Pam enjoys her greater roadrunner visitors…greatly. I’m still scratching my head over Geococcyx californianus. Having them call at the Border Fort here in southern Cochise County, Arizona, is cool enough–but who provides these scientific names, anyway? Geococcyx californianus. Sounds like the Californians are discussing the tailbone (coccyx) of the Earth (Geo)…or something.
Okay, so it’s really only Latin for “California earth cuckoo”. Aren’t all Californians cuckoo? Which would make that redundant?
Oh, it’s all right, y’all. I’m a survivor of the great state of Montana, where men are men and sheep run scared, where Brokeback Mountain became a hit movie, where Senator Max Baucus helped craft Obamacare legislation and then quick like a bunny announced his impending retirement when he saw the train wreck known as the Affordable Care Act coming down the track.
Wait. Sorry. Didn’t mean to rant off into interstate insults and the insult to all humans known as politics. This post is not for the birds; it’s about birds.
We get some of our best photo opportunities right here, inside the house, aiming the Canon PowerShot out through whichever window is handiest. Basically, the Border Fort serves as a non-threatening blind. All sorts of critters gravitate our way from time to time. Yesterday afternoon, Mr. & Mrs. Roadrunner showed up out west, visible from my bedroom. When their photos were compared with those taken from various windows a couple of years ago, it seemed obvious this was the same married couple.
There was one major difference, though, besides the fact that the two of them never got close enough to each other for long enough to show up in the same picture. Back when, those two were courting, clear as day. This time, as a happy and well established couple, their behavior was a bit different. Still enthusiastic, though; a greater roadrunner is nothing if not enthusiastic. Curious, too. The one I think of as the male (because the other one emanates femininity, though scientists say you can’t tell roadrunner genders apart by looking at them) apparently noticed the camera behind the glass. He didn’t do that at all in 2012, but why would he? That year, his attention was 100% on hooking up with his partner. But the PowerShot shoots a laser light at the photo target to measure the exposure. I’ve seen a previously unconcerned coyote take off like he had a rocket under his tail when he saw that red dot coming at him. Smart coyote.
The runner, though, didn’t sweat the dot. Instead, he looked right at it and came my way. In fits and starts, that is, going left some, right some, flicking his tail up, flicking his tail down…but generally moving in to see what he could see.
While Mr. Runner was in close, the portrait possibilities were incredible. At a range of ten feet or less, what camera couldn’t produce great images of this Geococcyx californianus individual? Away from the Border Fort, “stranger” roadrunners don’t act like this; they scoot on, get the heck out of the way, not overly alarmed but not taking any chances, either. That Pam’s friends consider us at least a natural part of the landscape is a high compliment. We live for experiences like these.

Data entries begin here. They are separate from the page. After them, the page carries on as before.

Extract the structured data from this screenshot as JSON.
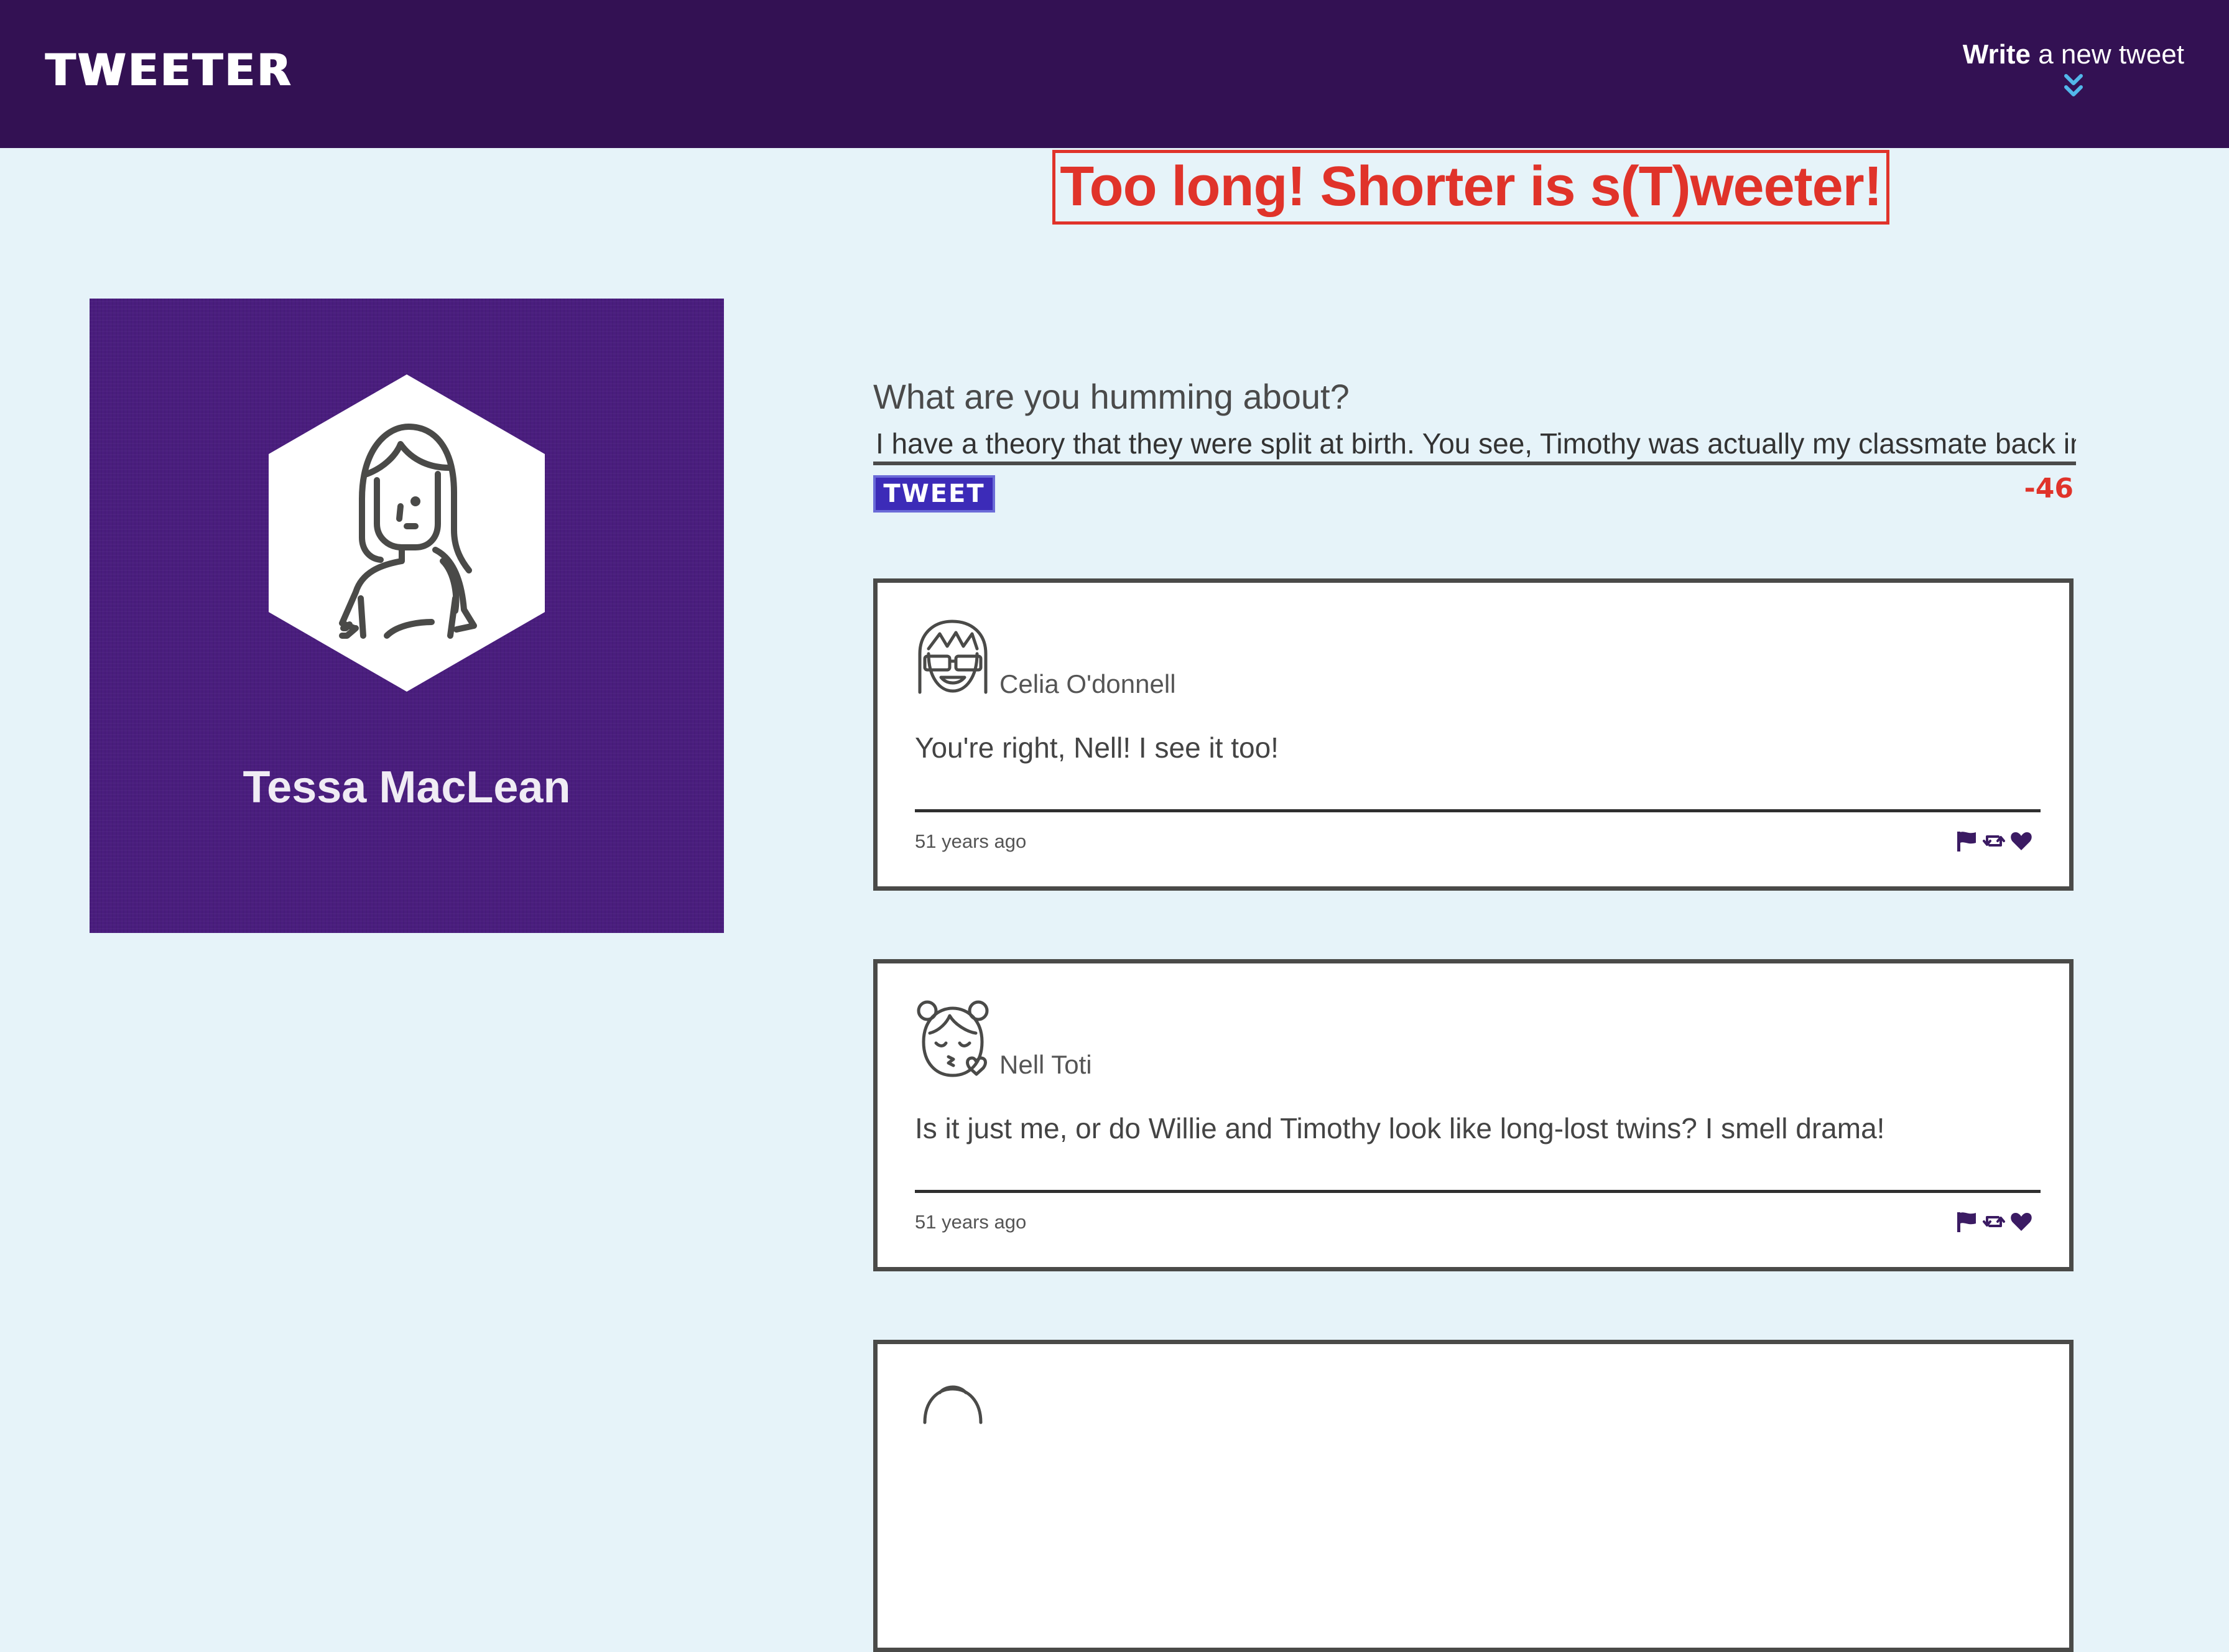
{
  "nav": {
    "brand": "TWEETER",
    "compose_bold": "Write",
    "compose_rest": " a new tweet",
    "compose_icon": "double-chevron-down-icon",
    "compose_icon_color": "#52b7ea"
  },
  "error": {
    "message": "Too long! Shorter is s(T)weeter!"
  },
  "profile": {
    "name": "Tessa MacLean",
    "avatar_icon": "woman-avatar-icon"
  },
  "composer": {
    "prompt": "What are you humming about?",
    "value": "I have a theory that they were split at birth. You see, Timothy was actually my classmate back in",
    "submit_label": "TWEET",
    "counter": "-46"
  },
  "tweets": [
    {
      "author": "Celia O'donnell",
      "avatar_icon": "girl-sunglasses-avatar-icon",
      "text": "You're right, Nell! I see it too!",
      "time": "51 years ago"
    },
    {
      "author": "Nell Toti",
      "avatar_icon": "girl-kiss-avatar-icon",
      "text": "Is it just me, or do Willie and Timothy look like long-lost twins? I smell drama!",
      "time": "51 years ago"
    },
    {
      "author": "",
      "avatar_icon": "avatar-icon",
      "text": "",
      "time": ""
    }
  ],
  "colors": {
    "nav_bg": "#331153",
    "page_bg": "#e6f3f9",
    "profile_bg": "#4a1d7e",
    "error": "#e0332a",
    "tweet_button": "#3c2bb8",
    "action_icons": "#3b1b63"
  }
}
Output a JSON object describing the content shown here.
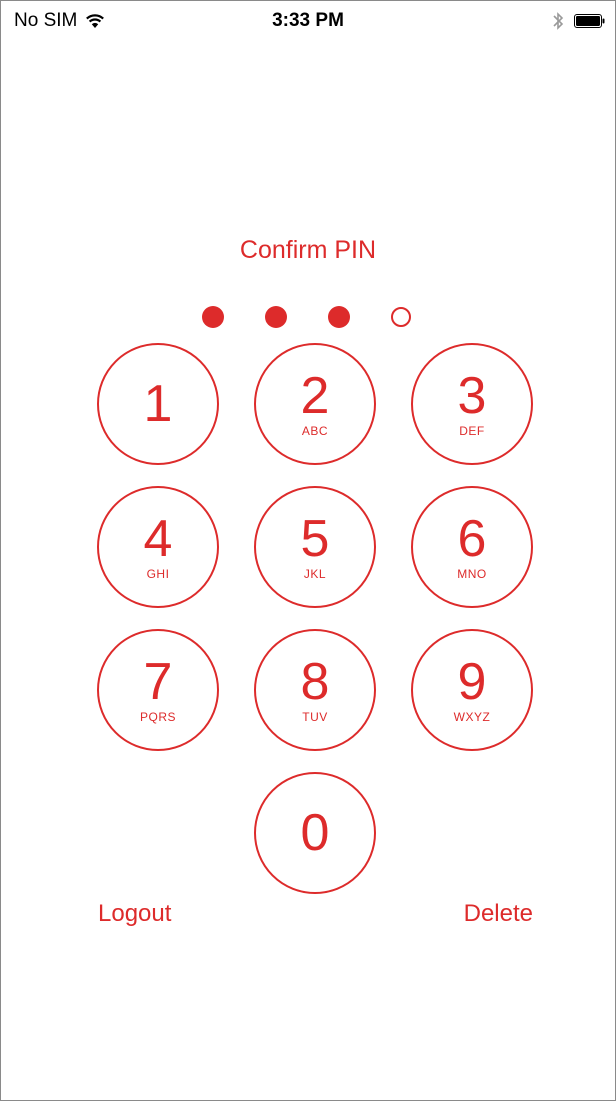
{
  "status_bar": {
    "carrier": "No SIM",
    "time": "3:33 PM",
    "wifi_icon": "wifi-icon",
    "bluetooth_icon": "bluetooth-icon",
    "battery_icon": "battery-icon"
  },
  "title": "Confirm PIN",
  "pin": {
    "length": 4,
    "entered": 3
  },
  "keys": [
    {
      "digit": "1",
      "letters": ""
    },
    {
      "digit": "2",
      "letters": "ABC"
    },
    {
      "digit": "3",
      "letters": "DEF"
    },
    {
      "digit": "4",
      "letters": "GHI"
    },
    {
      "digit": "5",
      "letters": "JKL"
    },
    {
      "digit": "6",
      "letters": "MNO"
    },
    {
      "digit": "7",
      "letters": "PQRS"
    },
    {
      "digit": "8",
      "letters": "TUV"
    },
    {
      "digit": "9",
      "letters": "WXYZ"
    },
    {
      "digit": "0",
      "letters": ""
    }
  ],
  "actions": {
    "logout_label": "Logout",
    "delete_label": "Delete"
  },
  "colors": {
    "accent": "#dd2b2b"
  }
}
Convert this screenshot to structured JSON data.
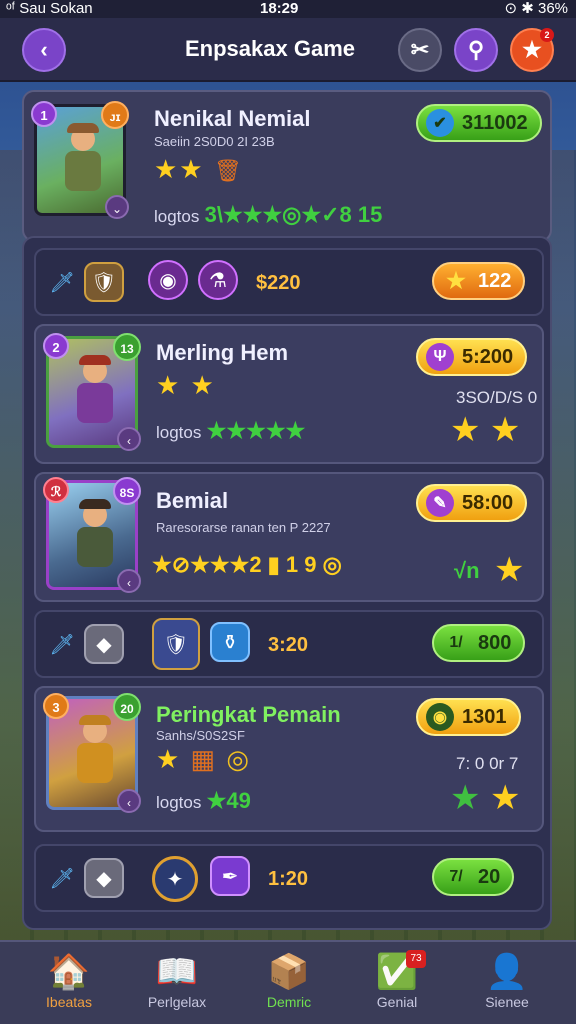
{
  "status": {
    "left": "ᵒᶠ Sau Sokan",
    "time": "18:29",
    "right": "⊙ ✱ 36%"
  },
  "header": {
    "title": "Enpsakax Game",
    "back_icon": "‹",
    "tool_icon": "✂",
    "search_icon": "⚲",
    "star_icon": "★"
  },
  "players": [
    {
      "rank": "1",
      "level": "ᴊɪ",
      "name": "Nenikal Nemial",
      "sub": "Saeiin 2S0D0 2I 23B",
      "log_label": "logtos",
      "log_value": "3\\★★★◎★✓8 15",
      "pill_value": "311002",
      "pill_icon": "✔",
      "stars": "★★",
      "extra": "🗑"
    },
    {
      "rank": "2",
      "level": "13",
      "name": "Merling Hem",
      "log_label": "logtos",
      "log_value": "★★★★★",
      "pill_value": "5:200",
      "pill_icon": "Ψ",
      "stars": "★ ★",
      "note": "3SO/D/S 0",
      "rtstars": "★ ★"
    },
    {
      "rank": "ℛ",
      "level": "8S",
      "name": "Bemial",
      "sub": "Raresorarse ranan ten P 2227",
      "log_value": "★⊘★★★2 ▮ 1 9 ◎",
      "pill_value": "58:00",
      "pill_icon": "✎",
      "note": "√n",
      "rtstars": "★"
    },
    {
      "rank": "3",
      "level": "20",
      "name": "Peringkat Pemain",
      "sub": "Sanhs/S0S2SF",
      "log_label": "logtos",
      "log_value": "★49",
      "pill_value": "1301",
      "pill_icon": "◉",
      "note": "7: 0 0r 7",
      "rtstars": "★ ★"
    }
  ],
  "rows": [
    {
      "price": "$220",
      "pill": "122",
      "pill_icon": "★"
    },
    {
      "price": "3:20",
      "pill": "800",
      "pill_icon": "1/"
    },
    {
      "price": "1:20",
      "pill": "20",
      "pill_icon": "7/"
    }
  ],
  "nav": [
    {
      "label": "Ibeatas",
      "icon": "🏠"
    },
    {
      "label": "Perlgelax",
      "icon": "📖"
    },
    {
      "label": "Demric",
      "icon": "📦"
    },
    {
      "label": "Genial",
      "icon": "✅",
      "badge": "73"
    },
    {
      "label": "Sienee",
      "icon": "👤"
    }
  ]
}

Finally, giving up on learning any more about that exquisite flashing light, the roadrunner moved on, circling around the back porch–which meant that it was time for me to scoot from my bedroom window to my office window. As it turned out, the light for taking pictures was just about perfect there.
That’s the thing about the greater roadrunner; the bird is just so exquisitely expressive!
But you ain’t seen nuthin’ yet. Those (previous) pics are (except for the header) all of bird #1, the critter I think of as male. I could have the genders reversed, of course–especially since the one I think of as female was about to show her colors (that strip on the side of the roadrunner’s head which can flare open to reveal red, white, and blue…or stay closed in “stealth mode”, all at the individual bird’s whim). However, I can definitely tell these two birds apart. Not with the naked eye so much, but when studying the blown-up photos, the differences are obvious to me.
Anyway, here are a few presentations from “Mrs. Roadrunner”.
Surely, the greater roadrunner would have to be considered one of the more entertaining birds out there. The cartoon version who’s always outsmarting Wiley Coyote has a rather limited range of movement–lightning fast, obviously, but limited nonetheless.
The real life versions are infinitely more interesting to watch.